My suggestion to anyone reading this is to go get certified and join this club!

James Mobley

When I was in the Army, being certified meant that you did extra work to show proficiency in your job. This proficiency was evidenced by a badge that I wore on my uniform. For me, the combat medical badge signified that I had demonstrated proficiency and I wore it with pride.

While I don’t were a military uniform anymore, the credentials that I hold via the BCEN give me the same pride that I had while wearing my combat medical badge on the military uniform. Certification means a lot to me, and I enjoy mentoring and helping other nurses become certified. When they obtain their certification, I feel the same sense of pride for them that I did when I took my exam.

Logan Rafferty

As flight nurses, we belong to a unique subset of the nursing profession. Whether it’s in the ICU or on the side of a highway, a young patient or an older patient, our job is constantly bringing new challenges. By obtaining my BCEN certification, I feel prepared to provide the highest level of care for my patients in any scenario, while simultaneously advancing our profession and promoting high practice standards.

Sean Smith

When I read Dr. Albert Schweitzer’s biography at the age of 8, I knew I was going to devote my life to medical mission work. After serving in the US Navy, I have continued my service to humanity through medical missions for the past 10 years. I’ve worked and taught in 7 countries and on 6 continents, including serving in the Hot Zone during the last Ebola outbreak. My BCEN Board Certifications in five disciplines have been absolutely invaluable in preparing me to work around the world with the most challenging of patients under the most challenging of conditions. I couldn’t do it without them. I am thankful to BCEN for being a key part of my life’s work, for helping me make a difference, and for allowing me to share my story.

Mark Stevens

I chose to become certified in all 5 because it demonstrates my commitment for emergency nursing knowledge to not only my patients and employer but also, to me.

Francisco Javier Tiscareno

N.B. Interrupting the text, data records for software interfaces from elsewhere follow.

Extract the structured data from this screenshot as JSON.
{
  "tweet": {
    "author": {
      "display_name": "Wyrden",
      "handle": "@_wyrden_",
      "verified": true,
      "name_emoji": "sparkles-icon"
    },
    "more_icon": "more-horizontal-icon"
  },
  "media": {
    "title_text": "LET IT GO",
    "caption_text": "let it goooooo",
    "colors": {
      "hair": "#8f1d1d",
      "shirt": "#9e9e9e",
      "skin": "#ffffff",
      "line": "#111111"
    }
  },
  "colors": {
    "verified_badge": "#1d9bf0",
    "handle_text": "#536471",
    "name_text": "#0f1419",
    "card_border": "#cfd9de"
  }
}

I had a mentor who taught me the importance of humility and continuing education in emergency medicine.  He introduced to me to BCEN and, to best quote him, “It’s not about the number of certifications you get, it’s what you do as a provider that defines you.  If you can use what you learn from studying for these certifications and apply the knowledge you gain to help one patient, then you really have something special.”  I can attest that preparing and studying for these certifications has challenged me, helped me grow as a nurse in the emergency room, on the road, and in the air.  Most importantly, obtaining certifications has helped me provide the best care for my patients.

Cathleen Vandenbraak

I never planned on achieving all the certifications. As I progressed through my career, I found the knowledge-based required matched the certification examinations. Achieving the certifications validated my preparation for the patient populations I encountered.

Certification achievement and maintenance is the hallmark of validating knowledge and dedication to patient safety.

Kevin Webb

My first certification, CEN, was a personal validation of my acquired knowledge in Emergency Nursing. I found the CEN credential was respected by my peers, patients and their families. I quickly recognized the value of certification and professional membership to assure I was providing evidence-based care within a culture of safety for my patients.

As I moved through my career, I practiced in several specialized areas of Emergency Nursing. Each BCEN specialty certification allowed me to acquire and practice with a high level of confidence that I was delivering quality patient care. I am honored to be one of few Emergency Nurses to have obtained all five BCEN specialty certifications. In preparation for each exam, the knowledge acquired and continued towards recertifications has been invaluable during my career. My specialty certifications are a great resource to keep up with the demands of safe patient care.